* Work request
Tally every line of the records below that includes "icon", and reply with the total alone.

Records contained in a dataset
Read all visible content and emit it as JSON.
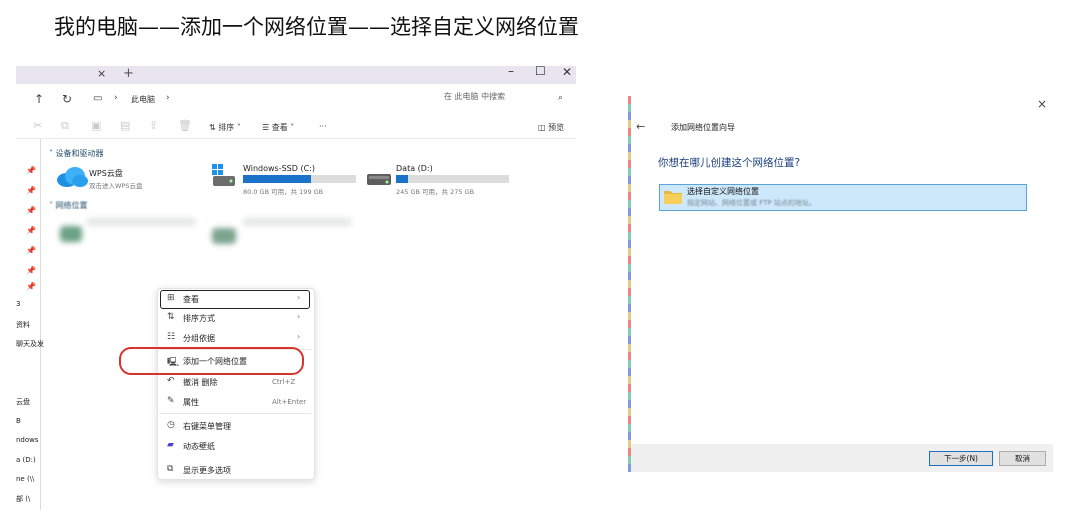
{
  "heading": "我的电脑——添加一个网络位置——选择自定义网络位置",
  "explorer": {
    "tab_close": "×",
    "tab_add": "+",
    "breadcrumb": "此电脑",
    "search_placeholder": "在 此电脑 中搜索",
    "toolbar": {
      "sort": "排序",
      "view": "查看",
      "more": "···",
      "preview": "预览"
    },
    "sidebar_labels": [
      "3",
      "资料",
      "聊天及发",
      "云盘",
      "B",
      "ndows",
      "a (D:)",
      "ne (\\\\",
      "部 (\\"
    ],
    "groups": {
      "devices": "设备和驱动器",
      "network": "网络位置"
    },
    "drives": [
      {
        "name": "WPS云盘",
        "sub": "双击进入WPS云盘"
      },
      {
        "name": "Windows-SSD (C:)",
        "sub": "80.0 GB 可用，共 199 GB",
        "used_fraction": 0.6
      },
      {
        "name": "Data (D:)",
        "sub": "245 GB 可用，共 275 GB",
        "used_fraction": 0.11
      }
    ],
    "context_menu": {
      "items": [
        {
          "label": "查看",
          "icon": "grid-icon",
          "has_submenu": true
        },
        {
          "label": "排序方式",
          "icon": "sort-icon",
          "has_submenu": true
        },
        {
          "label": "分组依据",
          "icon": "group-icon",
          "has_submenu": true
        },
        {
          "label": "添加一个网络位置",
          "icon": "network-location-icon",
          "has_submenu": false
        },
        {
          "label": "撤消 删除",
          "icon": "undo-icon",
          "shortcut": "Ctrl+Z"
        },
        {
          "label": "属性",
          "icon": "properties-icon",
          "shortcut": "Alt+Enter"
        },
        {
          "label": "右键菜单管理",
          "icon": "menu-manager-icon"
        },
        {
          "label": "动态壁纸",
          "icon": "wallpaper-icon"
        },
        {
          "label": "显示更多选项",
          "icon": "more-options-icon"
        }
      ]
    }
  },
  "wizard": {
    "close": "×",
    "back": "←",
    "title": "添加网络位置向导",
    "question": "你想在哪儿创建这个网络位置?",
    "option_title": "选择自定义网络位置",
    "option_desc": "指定网站、网络位置或 FTP 站点的地址。",
    "next_button": "下一步(N)",
    "cancel_button": "取消"
  }
}
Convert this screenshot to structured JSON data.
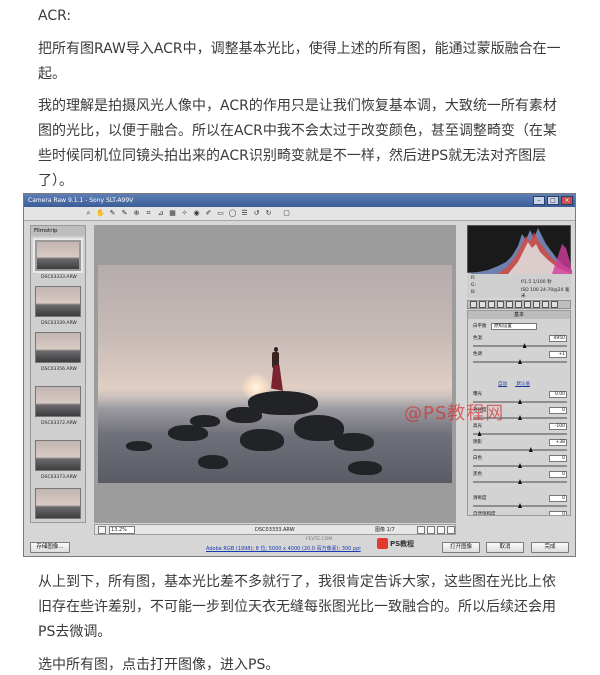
{
  "article": {
    "heading": "ACR:",
    "intro": "把所有图RAW导入ACR中，调整基本光比，使得上述的所有图，能通过蒙版融合在一起。",
    "explanation": "我的理解是拍摄风光人像中，ACR的作用只是让我们恢复基本调，大致统一所有素材图的光比，以便于融合。所以在ACR中我不会太过于改变颜色，甚至调整畸变（在某些时候同机位同镜头拍出来的ACR识别畸变就是不一样，然后进PS就无法对齐图层了）。",
    "after_screenshot": "从上到下，所有图，基本光比差不多就行了，我很肯定告诉大家，这些图在光比上依旧存在些许差别，不可能一步到位天衣无缝每张图光比一致融合的。所以后续还会用PS去微调。",
    "closing": "选中所有图，点击打开图像，进入PS。"
  },
  "acr": {
    "window_title": "Camera Raw 9.1.1 - Sony SLT-A99V",
    "filmstrip_title": "Filmstrip",
    "thumbnails": [
      "DSC03333.ARW",
      "DSC03339.ARW",
      "DSC03356.ARW",
      "DSC03372.ARW",
      "DSC03373.ARW",
      ""
    ],
    "info_rgb": [
      "R:",
      "G:",
      "B:"
    ],
    "info_exif": [
      "f/1.5   1/100 秒",
      "ISO 100   24-70@24 毫米"
    ],
    "panel_title": "基本",
    "white_balance_label": "白平衡",
    "white_balance_value": "原照设置",
    "auto_label": "自动",
    "default_label": "默认值",
    "controls": [
      {
        "label": "色温",
        "value": "4950",
        "knob": 0.55
      },
      {
        "label": "色调",
        "value": "+1",
        "knob": 0.5
      },
      {
        "label": "曝光",
        "value": "0.00",
        "knob": 0.5
      },
      {
        "label": "对比度",
        "value": "0",
        "knob": 0.5
      },
      {
        "label": "高光",
        "value": "-100",
        "knob": 0.05
      },
      {
        "label": "阴影",
        "value": "+38",
        "knob": 0.62
      },
      {
        "label": "白色",
        "value": "0",
        "knob": 0.5
      },
      {
        "label": "黑色",
        "value": "0",
        "knob": 0.5
      },
      {
        "label": "清晰度",
        "value": "0",
        "knob": 0.5
      },
      {
        "label": "自然饱和度",
        "value": "0",
        "knob": 0.5
      },
      {
        "label": "饱和度",
        "value": "0",
        "knob": 0.5
      }
    ],
    "zoom_value": "13.2%",
    "current_file": "DSC03333.ARW",
    "page_indicator": "图像 1/7",
    "workflow_link": "Adobe RGB (1998); 8 位; 5000 x 4000 (20.0 百万像素); 300 ppi",
    "footer_watermark": "FEVTE.COM",
    "save_button": "存储图像...",
    "open_button": "打开图像",
    "cancel_button": "取消",
    "done_button": "完成"
  },
  "watermark": {
    "text": "@PS教程网",
    "logo_text": "PS教程"
  },
  "colors": {
    "accent_titlebar": "#3b5c96",
    "watermark_red": "#d72828",
    "link_blue": "#1a3ab0"
  }
}
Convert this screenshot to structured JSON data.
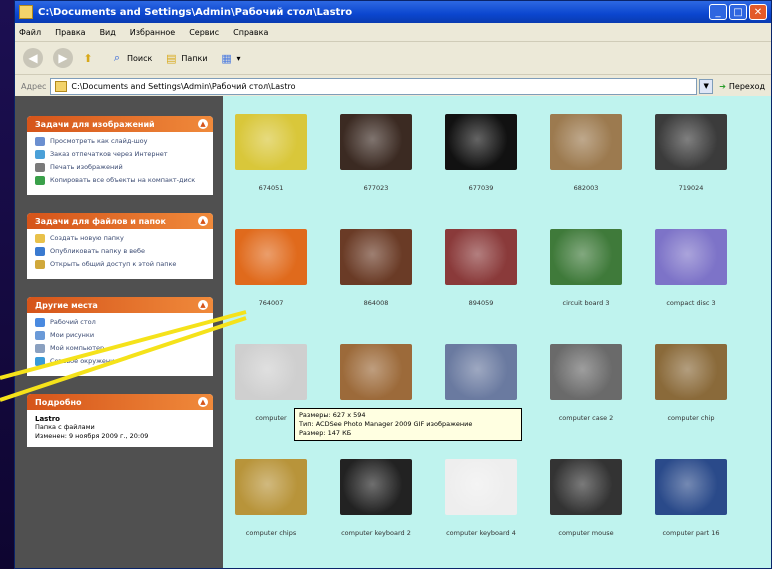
{
  "window": {
    "title": "C:\\Documents and Settings\\Admin\\Рабочий стол\\Lastro"
  },
  "menu": [
    "Файл",
    "Правка",
    "Вид",
    "Избранное",
    "Сервис",
    "Справка"
  ],
  "toolbar": {
    "search_label": "Поиск",
    "folders_label": "Папки"
  },
  "address": {
    "label": "Адрес",
    "path": "C:\\Documents and Settings\\Admin\\Рабочий стол\\Lastro",
    "go_label": "Переход"
  },
  "sidebar": {
    "panels": [
      {
        "title": "Задачи для изображений",
        "items": [
          "Просмотреть как слайд-шоу",
          "Заказ отпечатков через Интернет",
          "Печать изображений",
          "Копировать все объекты на компакт-диск"
        ]
      },
      {
        "title": "Задачи для файлов и папок",
        "items": [
          "Создать новую папку",
          "Опубликовать папку в вебе",
          "Открыть общий доступ к этой папке"
        ]
      },
      {
        "title": "Другие места",
        "items": [
          "Рабочий стол",
          "Мои рисунки",
          "Мой компьютер",
          "Сетевое окружение"
        ]
      }
    ],
    "details": {
      "title": "Подробно",
      "name": "Lastro",
      "type": "Папка с файлами",
      "modified": "Изменен: 9 ноября 2009 г., 20:09"
    }
  },
  "files": [
    {
      "name": "674051",
      "color": "#d9c73a"
    },
    {
      "name": "677023",
      "color": "#3b2a22"
    },
    {
      "name": "677039",
      "color": "#111111"
    },
    {
      "name": "682003",
      "color": "#9c7a4f"
    },
    {
      "name": "719024",
      "color": "#3b3b3b"
    },
    {
      "name": "764007",
      "color": "#e06a1c"
    },
    {
      "name": "864008",
      "color": "#6a3b26"
    },
    {
      "name": "894059",
      "color": "#8a3a3a"
    },
    {
      "name": "circuit board 3",
      "color": "#3f7a3a"
    },
    {
      "name": "compact disc 3",
      "color": "#7d73c8"
    },
    {
      "name": "computer",
      "color": "#cfcfcf"
    },
    {
      "name": "",
      "color": "#9c6a3a"
    },
    {
      "name": "",
      "color": "#6a7aa0"
    },
    {
      "name": "computer case 2",
      "color": "#6a6a6a"
    },
    {
      "name": "computer chip",
      "color": "#8a6a3a"
    },
    {
      "name": "computer chips",
      "color": "#b8943a"
    },
    {
      "name": "computer keyboard 2",
      "color": "#222222"
    },
    {
      "name": "computer keyboard 4",
      "color": "#eeeeee"
    },
    {
      "name": "computer mouse",
      "color": "#333333"
    },
    {
      "name": "computer part 16",
      "color": "#2a4a8a"
    }
  ],
  "tooltip": {
    "line1": "Размеры: 627 x 594",
    "line2": "Тип: ACDSee Photo Manager 2009 GIF изображение",
    "line3": "Размер: 147 КБ"
  }
}
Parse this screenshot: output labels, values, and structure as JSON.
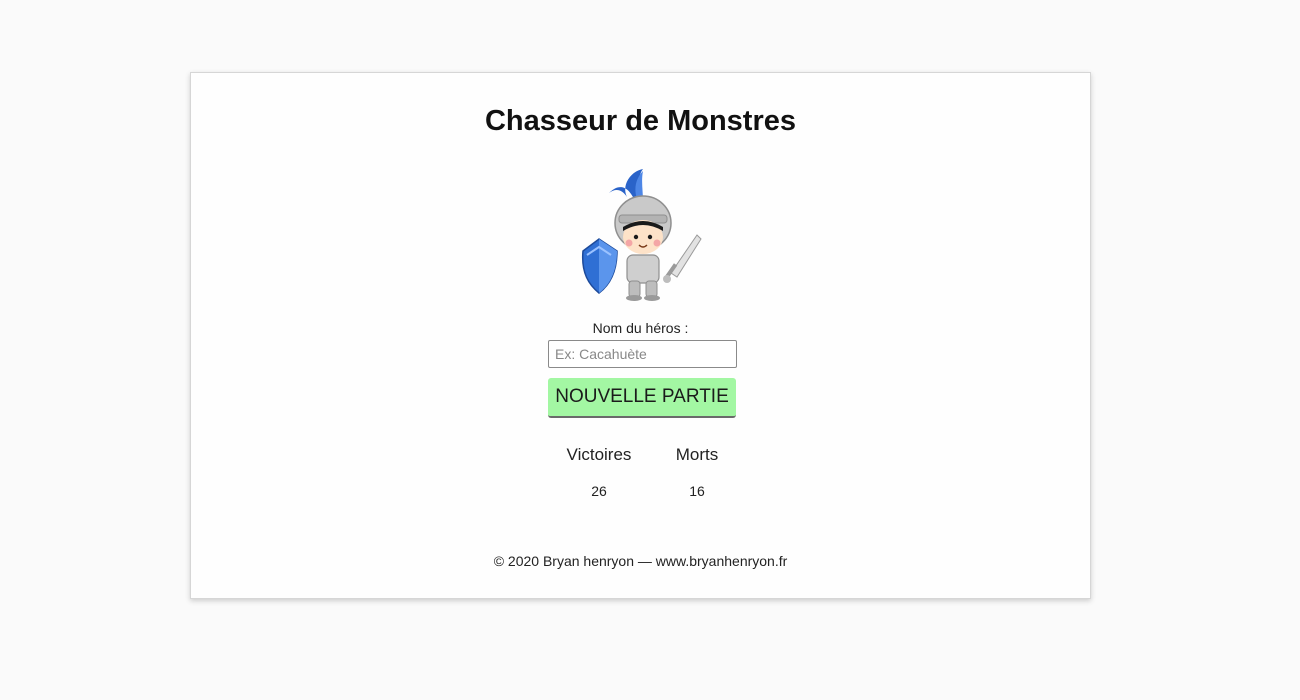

* Exercise output
9